This week in our segment of Your Town, Your Life, we visit North Kingstown. An area with rich history and a lot of really neat places, including a castle.
Welcome to North Kingstown, founded in 1974, more than 26,000 people call the quaint community home. Including retired teacher Jan Breault.
"This area is so old, it's got to be something we preserve," said Breault.
Breault cherishes the history of the area so much, she became a volunteer at Smith's Castle. A two story wooden home hidden at the end of a dirt road with a history that spans 4 centuries. It doesn't look like a castle, but there's a reason for its name.
Breault said, "When the British came here, castle was the word they used to mean a safe place."
Settler Richard Smith is the business partner of Roger Wiliams and motivation for the Castle's name. The two ran a trading post at the castle back in the early 1600's. But even before then, The Naragansett's were on the land. That is until Roger Williams convinced them to share.
"We're not here to disturb your life or take your land and of course that's not the way it worked out at all," laughed Breault.
Soon after, William's took off to England to get a charter from the King to allow the colony of Rhode Island to self rule. It did, peacefully, between the English and Native Americans for nearly four decades. Until King Phillips war, or the Great Swamp Massacre in 1675. That's when the original Smith's Castle was burned down. Forty soldiers were buried on the land.
Breault said, "The Native Americans that were part of the Great Swamp Battle were sold into slavery or killed."
Breault showed us an orginal list with the names of slaves living at Smith's Castle and their worth in pounds.

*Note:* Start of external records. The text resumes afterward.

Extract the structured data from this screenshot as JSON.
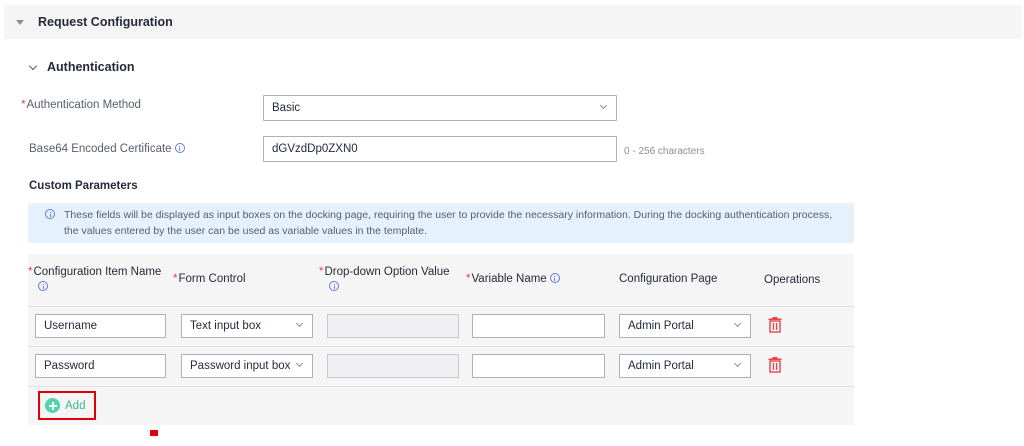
{
  "section": {
    "title": "Request Configuration"
  },
  "auth": {
    "title": "Authentication",
    "method_label": "Authentication Method",
    "method_value": "Basic",
    "cert_label": "Base64 Encoded Certificate",
    "cert_value": "dGVzdDp0ZXN0",
    "cert_hint": "0 - 256 characters"
  },
  "custom": {
    "title": "Custom Parameters",
    "notice": "These fields will be displayed as input boxes on the docking page, requiring the user to provide the necessary information. During the docking authentication process, the values entered by the user can be used as variable values in the template."
  },
  "table": {
    "columns": {
      "item_name": "Configuration Item Name",
      "form_control": "Form Control",
      "option_value": "Drop-down Option Value",
      "variable_name": "Variable Name",
      "config_page": "Configuration Page",
      "operations": "Operations"
    },
    "rows": [
      {
        "item_name": "Username",
        "form_control": "Text input box",
        "option_value": "",
        "variable_name": "",
        "config_page": "Admin Portal"
      },
      {
        "item_name": "Password",
        "form_control": "Password input box",
        "option_value": "",
        "variable_name": "",
        "config_page": "Admin Portal"
      }
    ],
    "add_label": "Add"
  },
  "colors": {
    "required": "#e54545",
    "add_green": "#50d4ab",
    "delete_red": "#e54545",
    "highlight": "#e0000b",
    "notice_bg": "#e6f1fe"
  },
  "icons": [
    "caret-down-icon",
    "chevron-down-icon",
    "info-icon",
    "trash-icon",
    "add-circle-icon"
  ]
}
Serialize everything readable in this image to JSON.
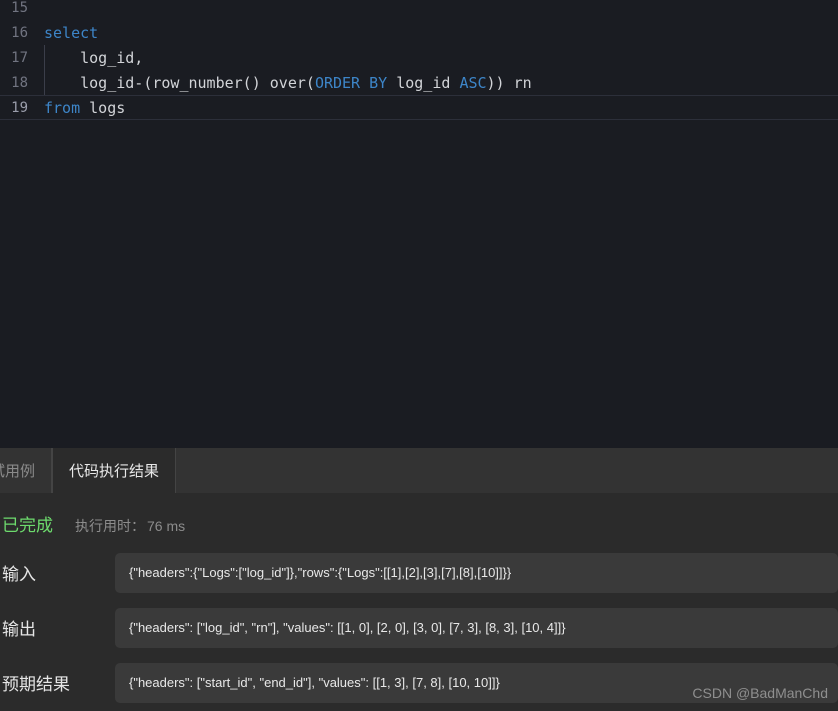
{
  "editor": {
    "lines": [
      {
        "number": "15",
        "tokens": [],
        "current": false,
        "indent_guide": false
      },
      {
        "number": "16",
        "tokens": [
          {
            "t": "select",
            "c": "kw"
          }
        ],
        "current": false,
        "indent_guide": false
      },
      {
        "number": "17",
        "tokens": [
          {
            "t": "    log_id,",
            "c": "txt"
          }
        ],
        "current": false,
        "indent_guide": true
      },
      {
        "number": "18",
        "tokens": [
          {
            "t": "    log_id-(row_number() over(",
            "c": "txt"
          },
          {
            "t": "ORDER BY",
            "c": "kw"
          },
          {
            "t": " log_id ",
            "c": "txt"
          },
          {
            "t": "ASC",
            "c": "kw"
          },
          {
            "t": ")) rn",
            "c": "txt"
          }
        ],
        "current": false,
        "indent_guide": true
      },
      {
        "number": "19",
        "tokens": [
          {
            "t": "from",
            "c": "kw"
          },
          {
            "t": " logs",
            "c": "txt"
          }
        ],
        "current": true,
        "indent_guide": false
      }
    ]
  },
  "result_panel": {
    "tabs": [
      {
        "label": "试用例",
        "active": false
      },
      {
        "label": "代码执行结果",
        "active": true
      }
    ],
    "status": {
      "text": "已完成",
      "color": "#6ddb6d",
      "time_label": "执行用时：",
      "time_value": "76 ms"
    },
    "io_rows": [
      {
        "label": "输入",
        "value": "{\"headers\":{\"Logs\":[\"log_id\"]},\"rows\":{\"Logs\":[[1],[2],[3],[7],[8],[10]]}}"
      },
      {
        "label": "输出",
        "value": "{\"headers\": [\"log_id\", \"rn\"], \"values\": [[1, 0], [2, 0], [3, 0], [7, 3], [8, 3], [10, 4]]}"
      },
      {
        "label": "预期结果",
        "value": "{\"headers\": [\"start_id\", \"end_id\"], \"values\": [[1, 3], [7, 8], [10, 10]]}"
      }
    ],
    "watermark": "CSDN @BadManChd"
  }
}
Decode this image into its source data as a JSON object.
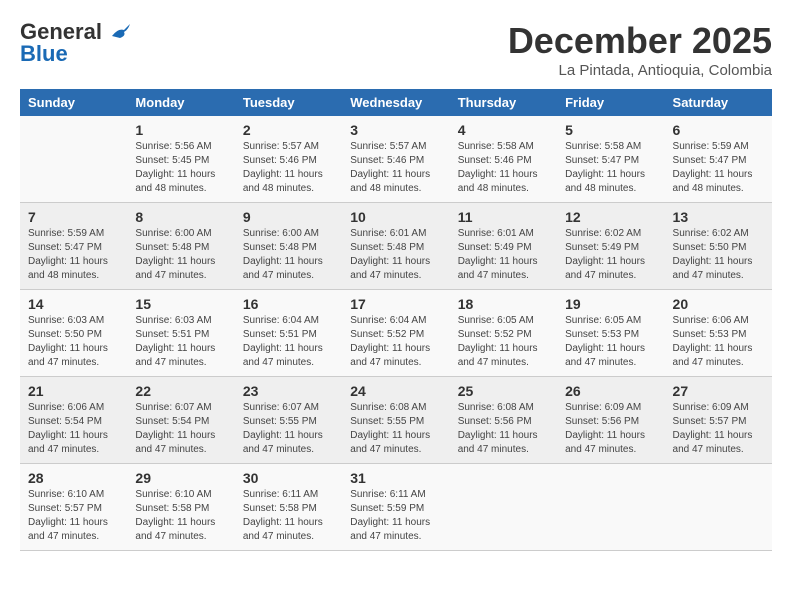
{
  "logo": {
    "line1": "General",
    "line2": "Blue"
  },
  "title": "December 2025",
  "subtitle": "La Pintada, Antioquia, Colombia",
  "days_of_week": [
    "Sunday",
    "Monday",
    "Tuesday",
    "Wednesday",
    "Thursday",
    "Friday",
    "Saturday"
  ],
  "weeks": [
    [
      {
        "day": "",
        "info": ""
      },
      {
        "day": "1",
        "info": "Sunrise: 5:56 AM\nSunset: 5:45 PM\nDaylight: 11 hours and 48 minutes."
      },
      {
        "day": "2",
        "info": "Sunrise: 5:57 AM\nSunset: 5:46 PM\nDaylight: 11 hours and 48 minutes."
      },
      {
        "day": "3",
        "info": "Sunrise: 5:57 AM\nSunset: 5:46 PM\nDaylight: 11 hours and 48 minutes."
      },
      {
        "day": "4",
        "info": "Sunrise: 5:58 AM\nSunset: 5:46 PM\nDaylight: 11 hours and 48 minutes."
      },
      {
        "day": "5",
        "info": "Sunrise: 5:58 AM\nSunset: 5:47 PM\nDaylight: 11 hours and 48 minutes."
      },
      {
        "day": "6",
        "info": "Sunrise: 5:59 AM\nSunset: 5:47 PM\nDaylight: 11 hours and 48 minutes."
      }
    ],
    [
      {
        "day": "7",
        "info": "Sunrise: 5:59 AM\nSunset: 5:47 PM\nDaylight: 11 hours and 48 minutes."
      },
      {
        "day": "8",
        "info": "Sunrise: 6:00 AM\nSunset: 5:48 PM\nDaylight: 11 hours and 47 minutes."
      },
      {
        "day": "9",
        "info": "Sunrise: 6:00 AM\nSunset: 5:48 PM\nDaylight: 11 hours and 47 minutes."
      },
      {
        "day": "10",
        "info": "Sunrise: 6:01 AM\nSunset: 5:48 PM\nDaylight: 11 hours and 47 minutes."
      },
      {
        "day": "11",
        "info": "Sunrise: 6:01 AM\nSunset: 5:49 PM\nDaylight: 11 hours and 47 minutes."
      },
      {
        "day": "12",
        "info": "Sunrise: 6:02 AM\nSunset: 5:49 PM\nDaylight: 11 hours and 47 minutes."
      },
      {
        "day": "13",
        "info": "Sunrise: 6:02 AM\nSunset: 5:50 PM\nDaylight: 11 hours and 47 minutes."
      }
    ],
    [
      {
        "day": "14",
        "info": "Sunrise: 6:03 AM\nSunset: 5:50 PM\nDaylight: 11 hours and 47 minutes."
      },
      {
        "day": "15",
        "info": "Sunrise: 6:03 AM\nSunset: 5:51 PM\nDaylight: 11 hours and 47 minutes."
      },
      {
        "day": "16",
        "info": "Sunrise: 6:04 AM\nSunset: 5:51 PM\nDaylight: 11 hours and 47 minutes."
      },
      {
        "day": "17",
        "info": "Sunrise: 6:04 AM\nSunset: 5:52 PM\nDaylight: 11 hours and 47 minutes."
      },
      {
        "day": "18",
        "info": "Sunrise: 6:05 AM\nSunset: 5:52 PM\nDaylight: 11 hours and 47 minutes."
      },
      {
        "day": "19",
        "info": "Sunrise: 6:05 AM\nSunset: 5:53 PM\nDaylight: 11 hours and 47 minutes."
      },
      {
        "day": "20",
        "info": "Sunrise: 6:06 AM\nSunset: 5:53 PM\nDaylight: 11 hours and 47 minutes."
      }
    ],
    [
      {
        "day": "21",
        "info": "Sunrise: 6:06 AM\nSunset: 5:54 PM\nDaylight: 11 hours and 47 minutes."
      },
      {
        "day": "22",
        "info": "Sunrise: 6:07 AM\nSunset: 5:54 PM\nDaylight: 11 hours and 47 minutes."
      },
      {
        "day": "23",
        "info": "Sunrise: 6:07 AM\nSunset: 5:55 PM\nDaylight: 11 hours and 47 minutes."
      },
      {
        "day": "24",
        "info": "Sunrise: 6:08 AM\nSunset: 5:55 PM\nDaylight: 11 hours and 47 minutes."
      },
      {
        "day": "25",
        "info": "Sunrise: 6:08 AM\nSunset: 5:56 PM\nDaylight: 11 hours and 47 minutes."
      },
      {
        "day": "26",
        "info": "Sunrise: 6:09 AM\nSunset: 5:56 PM\nDaylight: 11 hours and 47 minutes."
      },
      {
        "day": "27",
        "info": "Sunrise: 6:09 AM\nSunset: 5:57 PM\nDaylight: 11 hours and 47 minutes."
      }
    ],
    [
      {
        "day": "28",
        "info": "Sunrise: 6:10 AM\nSunset: 5:57 PM\nDaylight: 11 hours and 47 minutes."
      },
      {
        "day": "29",
        "info": "Sunrise: 6:10 AM\nSunset: 5:58 PM\nDaylight: 11 hours and 47 minutes."
      },
      {
        "day": "30",
        "info": "Sunrise: 6:11 AM\nSunset: 5:58 PM\nDaylight: 11 hours and 47 minutes."
      },
      {
        "day": "31",
        "info": "Sunrise: 6:11 AM\nSunset: 5:59 PM\nDaylight: 11 hours and 47 minutes."
      },
      {
        "day": "",
        "info": ""
      },
      {
        "day": "",
        "info": ""
      },
      {
        "day": "",
        "info": ""
      }
    ]
  ]
}
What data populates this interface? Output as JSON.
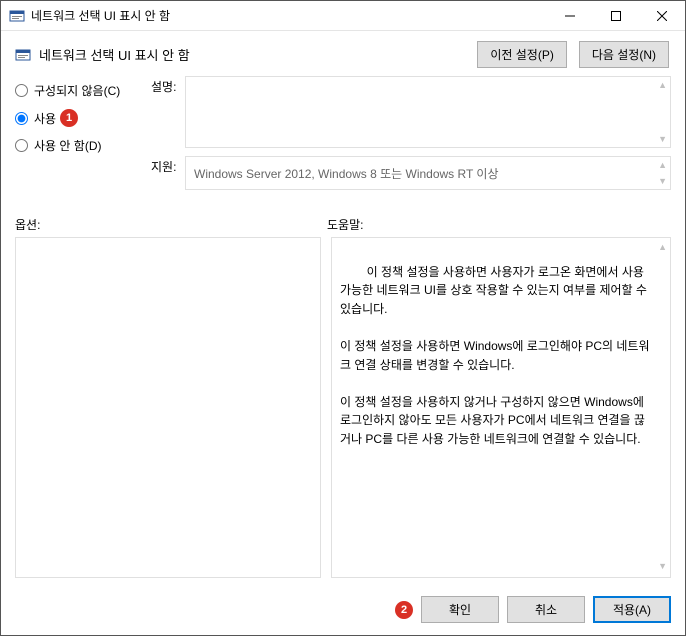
{
  "window": {
    "title": "네트워크 선택 UI 표시 안 함"
  },
  "header": {
    "title": "네트워크 선택 UI 표시 안 함",
    "prev_label": "이전 설정(P)",
    "next_label": "다음 설정(N)"
  },
  "radios": {
    "not_configured": "구성되지 않음(C)",
    "enabled": "사용",
    "disabled": "사용 안 함(D)",
    "selected": "enabled"
  },
  "annotations": {
    "badge1": "1",
    "badge2": "2"
  },
  "fields": {
    "description_label": "설명:",
    "description_value": "",
    "support_label": "지원:",
    "support_value": "Windows Server 2012, Windows 8 또는 Windows RT 이상"
  },
  "sections": {
    "options_label": "옵션:",
    "help_label": "도움말:"
  },
  "help_text": "이 정책 설정을 사용하면 사용자가 로그온 화면에서 사용 가능한 네트워크 UI를 상호 작용할 수 있는지 여부를 제어할 수 있습니다.\n\n이 정책 설정을 사용하면 Windows에 로그인해야 PC의 네트워크 연결 상태를 변경할 수 있습니다.\n\n이 정책 설정을 사용하지 않거나 구성하지 않으면 Windows에 로그인하지 않아도 모든 사용자가 PC에서 네트워크 연결을 끊거나 PC를 다른 사용 가능한 네트워크에 연결할 수 있습니다.",
  "footer": {
    "ok": "확인",
    "cancel": "취소",
    "apply": "적용(A)"
  }
}
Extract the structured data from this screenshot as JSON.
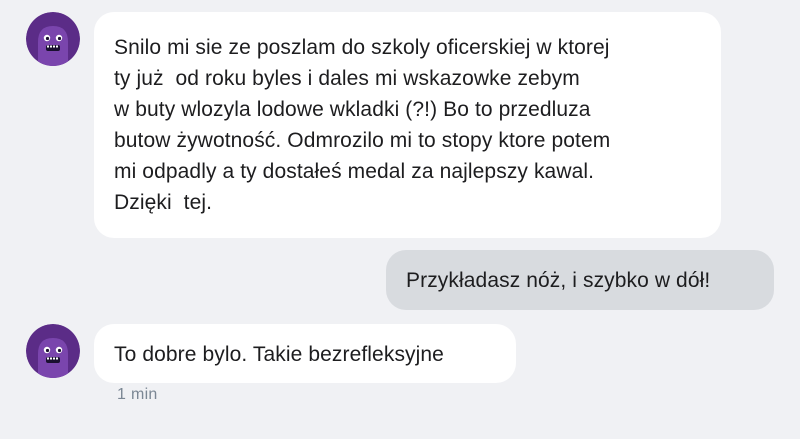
{
  "conversation": {
    "messages": [
      {
        "direction": "incoming",
        "lines": [
          "Snilo mi sie ze poszlam do szkoly oficerskiej w ktorej",
          "ty już  od roku byles i dales mi wskazowke zebym",
          "w buty wlozyla lodowe wkladki (?!) Bo to przedluza",
          "butow żywotność. Odmrozilo mi to stopy ktore potem",
          "mi odpadly a ty dostałeś medal za najlepszy kawal.",
          "Dzięki  tej."
        ]
      },
      {
        "direction": "outgoing",
        "text": "Przykładasz nóż, i szybko w dół!"
      },
      {
        "direction": "incoming",
        "text": "To dobre bylo. Takie bezrefleksyjne",
        "timestamp": "1 min"
      }
    ]
  },
  "avatar": {
    "icon": "purple-ghost-avatar-icon",
    "background_color": "#5b2c87",
    "body_color": "#7a45ad"
  },
  "colors": {
    "background": "#f0f1f4",
    "incoming_bubble": "#ffffff",
    "outgoing_bubble": "#d8dbdf",
    "text": "#1d1d1f",
    "timestamp": "#7b8794"
  }
}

"The more the skill, the more the value of their property," said Breault.
The Castle was rebuilt and over the next 2 hundred years it was a trading post, dairy farm, and clothing mill.
Until some local families bought the property in the 1948 and made it into the museum it is Today.
The Castle is still open because of volunteers who host fundraisers, school tours, and even weddings on the lawn.
The area also lays claim to the picture on the dollar bill. Gilbert Stuart was born in Saunderstown. He painted the portrait of George Washington you see on the one dollar bill.
You can still visit Stuart's birthplace. Tours include the house and a working flour mill. It's a beautiful setting. It's closed now for the Winter but reopening in the Spring.
There are also some historic churches in the area too, including the Baptist church on Old Baptist Road. It is one of the oldest churches in the United States. Built back in 1703.
There's also the Poplar Point Lighthouse, which was built in 1831. It's in the Wickford area. It is the oldest surviving wooden lighthouse tower in the nation.
We can't forget The Devil's Foot rock, a natural impression that looks like a footprint. Legend has it that a woman was brewing potions on the rock, when the devil came to claim her soul. He chased her, leaving his footprint on the rock. It's located north of Wickford near the entrance to Quonset off Post Road.
We may not have discovered all North Kingstown has to offer, if it wasn't for 14-year-old Nathan St. Pierre who contacted us and convinced us it was a special place.
St. Pierre says, "its like Roger Williams in 1637 founded this town and it was so long ago and has such a long history and people need to know what its about."
Make sure to tune in next week to see where John DeLuca is headed.